That’s the key take-away message here. The multiverse may be wrong, but just considering it isn’t going to destroy physics. Rather, it’s opened up new avenues of research, widening the community of those trying to solve the Naturalness Problem. It may well be a cop-out for individuals, but science as a whole doesn’t have cop-outs: there’s always room for someone with a good idea to sweep away the cobwebs and move things forward.

(Interstellar) Dust In The Wind…

The news has hit the blogosphere: the team behind the Planck satellite has released new dust measurements, and they seem to be a nail in the coffin of BICEP2’s observation of primordial gravitational waves.

Some background for those who haven’t been following the story:

BICEP2, a telescope in Antarctica, is set up to observe the Cosmic Microwave Background, light left over from the very early universe. Back in March, they announced that they had seen characteristic ripples in that light, ripples that they believed were caused by gravitational waves in the early universe. By comparing the size of these gravitational waves to their (quantum-small) size when they were created, they could make statements about the exponential expansion of the early universe (called inflation). This amounted to better (and more specific) evidence about inflation than anyone else had ever found, so naturally people were very excited about it.
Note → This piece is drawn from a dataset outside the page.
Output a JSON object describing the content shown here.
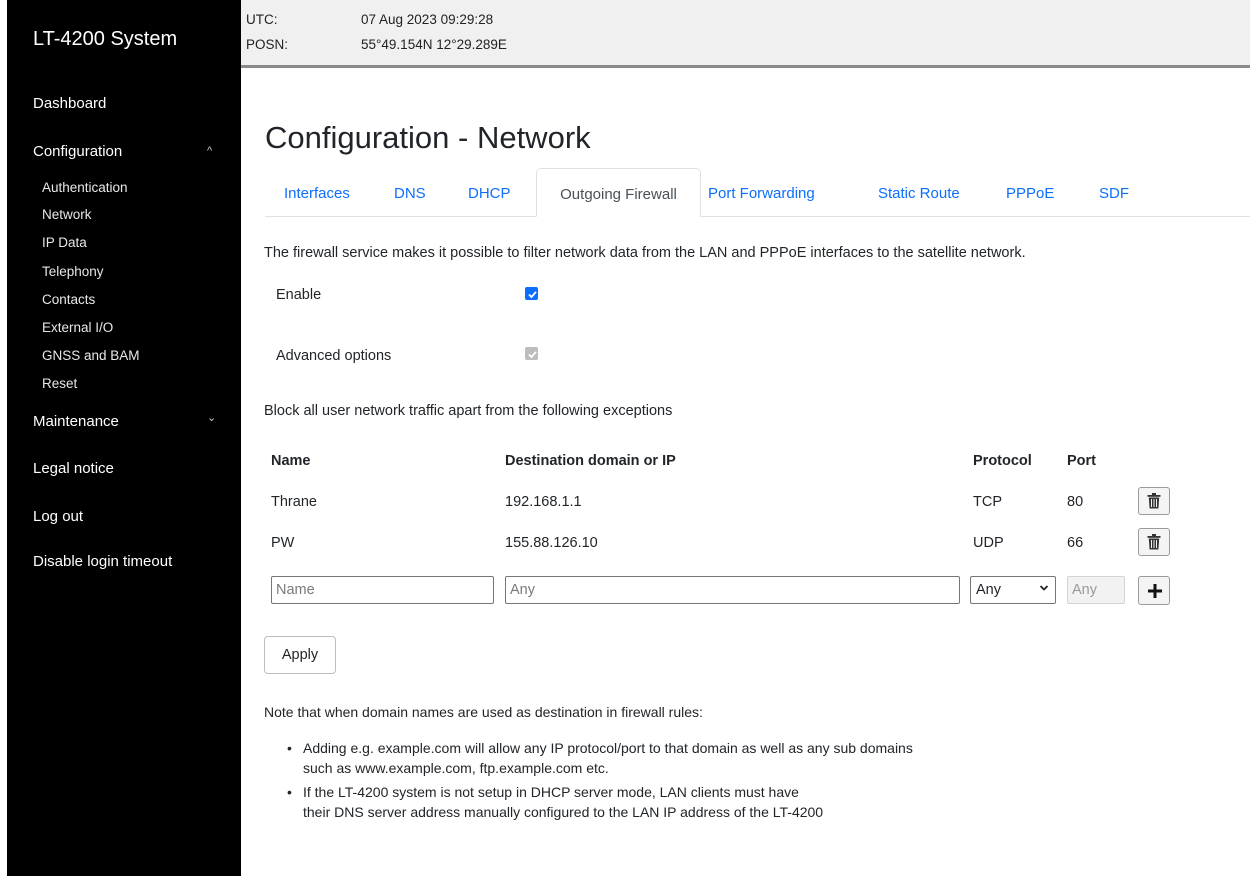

However, doubt was rather quickly cast on these exciting results. Like all experimental science, BICEP2 needed to estimate the chance that their observations could be caused by something more mundane. In particular, interstellar dust can cause similar “ripples” to those they observed. They argued that dust would have contributed a much smaller effect, so their “ripples” must be the real deal…but to make this argument, they needed an estimate of how much dust they should have seen. They had several estimates, but one in particular was based on data “scraped” off of a slide from a talk by the Planck collaboration.

Unfortunately, it seems that the BICEP2 team misinterpreted this “scraped” data. Now, Planck have released the actual data, and it seems like dust could account for BICEP2’s entire signal.
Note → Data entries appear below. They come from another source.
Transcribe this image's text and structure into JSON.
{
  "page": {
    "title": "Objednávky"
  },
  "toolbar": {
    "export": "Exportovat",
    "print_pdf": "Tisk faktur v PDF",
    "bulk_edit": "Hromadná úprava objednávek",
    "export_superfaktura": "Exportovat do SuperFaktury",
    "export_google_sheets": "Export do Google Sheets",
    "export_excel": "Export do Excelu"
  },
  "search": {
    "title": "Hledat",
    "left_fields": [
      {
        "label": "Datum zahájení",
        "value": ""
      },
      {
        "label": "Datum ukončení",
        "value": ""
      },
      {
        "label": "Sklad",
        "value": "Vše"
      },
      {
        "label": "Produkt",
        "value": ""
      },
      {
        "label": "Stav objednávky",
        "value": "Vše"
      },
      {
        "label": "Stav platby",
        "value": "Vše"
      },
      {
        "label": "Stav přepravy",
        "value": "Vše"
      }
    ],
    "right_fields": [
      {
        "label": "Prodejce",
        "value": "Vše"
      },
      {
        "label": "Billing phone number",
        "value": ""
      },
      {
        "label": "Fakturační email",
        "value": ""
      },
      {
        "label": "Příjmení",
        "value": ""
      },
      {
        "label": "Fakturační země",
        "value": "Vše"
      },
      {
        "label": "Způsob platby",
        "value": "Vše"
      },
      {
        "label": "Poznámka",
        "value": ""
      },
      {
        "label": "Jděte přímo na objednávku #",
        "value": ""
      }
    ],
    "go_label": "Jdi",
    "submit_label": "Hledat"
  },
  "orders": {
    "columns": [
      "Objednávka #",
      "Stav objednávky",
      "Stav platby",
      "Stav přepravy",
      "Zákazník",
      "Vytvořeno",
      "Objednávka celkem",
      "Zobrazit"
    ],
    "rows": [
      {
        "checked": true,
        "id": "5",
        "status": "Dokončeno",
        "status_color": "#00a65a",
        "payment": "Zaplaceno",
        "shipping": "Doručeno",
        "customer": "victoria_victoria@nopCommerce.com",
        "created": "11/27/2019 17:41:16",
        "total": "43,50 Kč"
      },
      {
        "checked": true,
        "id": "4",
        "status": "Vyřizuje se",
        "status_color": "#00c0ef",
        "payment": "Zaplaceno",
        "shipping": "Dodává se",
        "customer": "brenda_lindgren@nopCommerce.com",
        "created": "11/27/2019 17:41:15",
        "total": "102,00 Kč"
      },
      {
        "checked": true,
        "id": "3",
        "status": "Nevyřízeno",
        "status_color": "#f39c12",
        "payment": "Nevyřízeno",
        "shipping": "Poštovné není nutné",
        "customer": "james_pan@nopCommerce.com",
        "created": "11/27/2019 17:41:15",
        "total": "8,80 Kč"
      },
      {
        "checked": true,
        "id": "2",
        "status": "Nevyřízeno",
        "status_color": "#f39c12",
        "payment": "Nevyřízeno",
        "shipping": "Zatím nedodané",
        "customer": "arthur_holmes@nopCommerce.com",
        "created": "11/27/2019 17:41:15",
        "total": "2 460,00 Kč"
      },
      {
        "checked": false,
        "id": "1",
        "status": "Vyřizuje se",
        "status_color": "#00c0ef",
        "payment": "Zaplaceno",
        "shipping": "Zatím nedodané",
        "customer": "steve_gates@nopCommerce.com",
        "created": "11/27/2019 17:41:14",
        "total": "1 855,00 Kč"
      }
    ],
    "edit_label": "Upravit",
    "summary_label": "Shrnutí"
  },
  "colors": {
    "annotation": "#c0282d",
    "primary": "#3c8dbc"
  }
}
I say “could” because more information is needed before we know for sure. The BICEP2 and Planck teams are working together now, trying to tease out whether BICEP2’s observations are entirely dust, or whether there might still be something left.
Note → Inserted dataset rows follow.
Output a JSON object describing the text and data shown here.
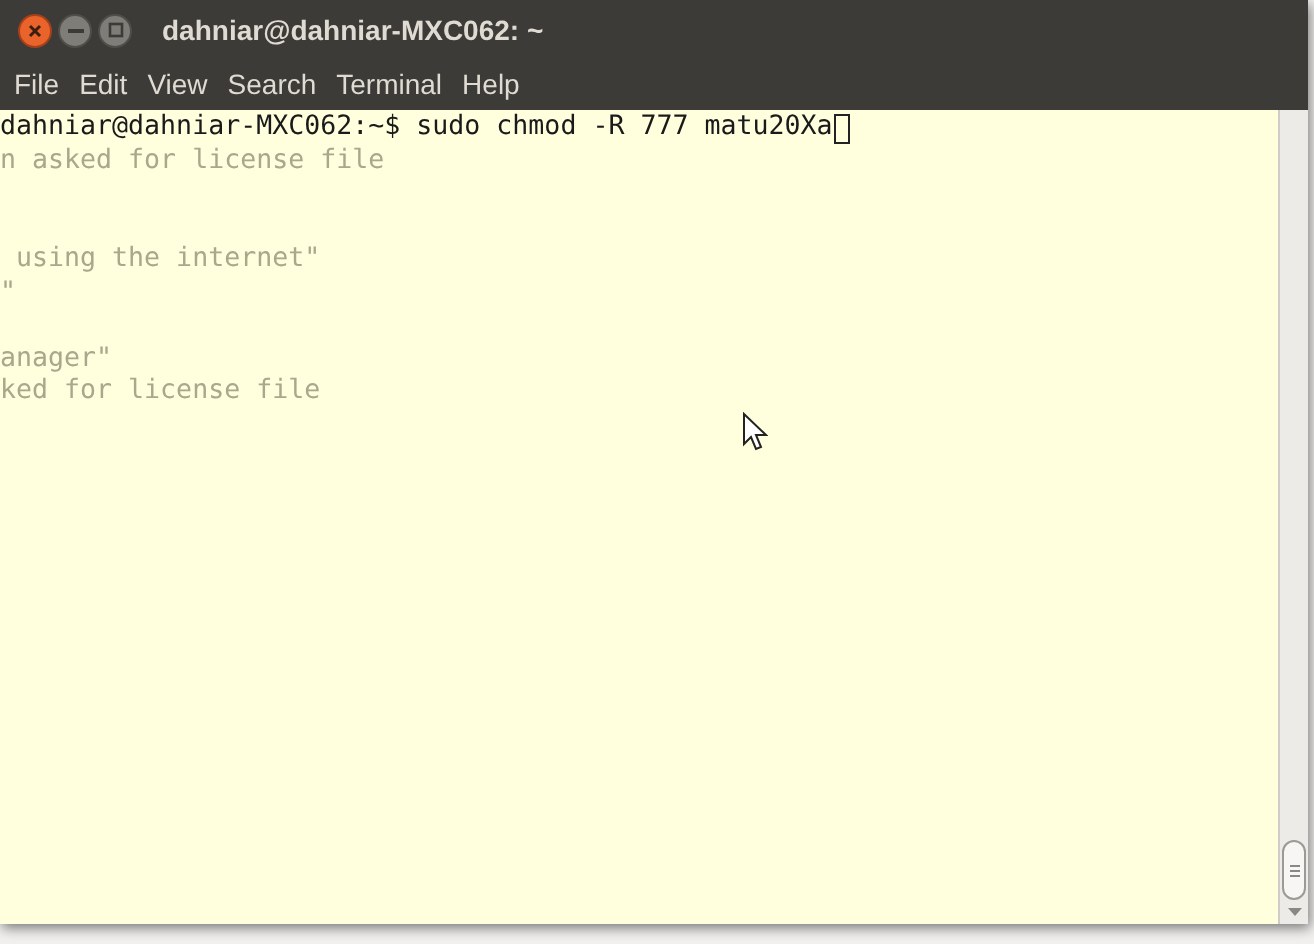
{
  "window": {
    "title": "dahniar@dahniar-MXC062: ~"
  },
  "menu": [
    {
      "label": "File"
    },
    {
      "label": "Edit"
    },
    {
      "label": "View"
    },
    {
      "label": "Search"
    },
    {
      "label": "Terminal"
    },
    {
      "label": "Help"
    }
  ],
  "terminal": {
    "lines": [
      {
        "kind": "prompt",
        "text": "dahniar@dahniar-MXC062:~$ sudo chmod -R 777 matu20Xa"
      },
      {
        "kind": "faded",
        "text": "n asked for license file"
      },
      {
        "kind": "blank"
      },
      {
        "kind": "blank"
      },
      {
        "kind": "faded",
        "text": " using the internet\""
      },
      {
        "kind": "faded",
        "text": "\""
      },
      {
        "kind": "blank"
      },
      {
        "kind": "faded",
        "text": "anager\""
      },
      {
        "kind": "faded",
        "text": "ked for license file"
      }
    ]
  }
}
I know I’m not the only person who wishes that this sort of collaboration could have happened before BICEP2 announced their discovery to the world. If Planck had freely shared their early data with BICEP2, they would have had accurate dust estimates to begin with, and they wouldn’t have announced all of this prematurely.

Of course, expecting groups to freely share data when Nobel prizes and billion-dollar experiments are on the line is pretty absurdly naive. I just wish we lived in a world where none of this was at issue, where careers didn’t ride on “who got there first”.

I’ve got no idea how to bring about such a world, of course. Any suggestions?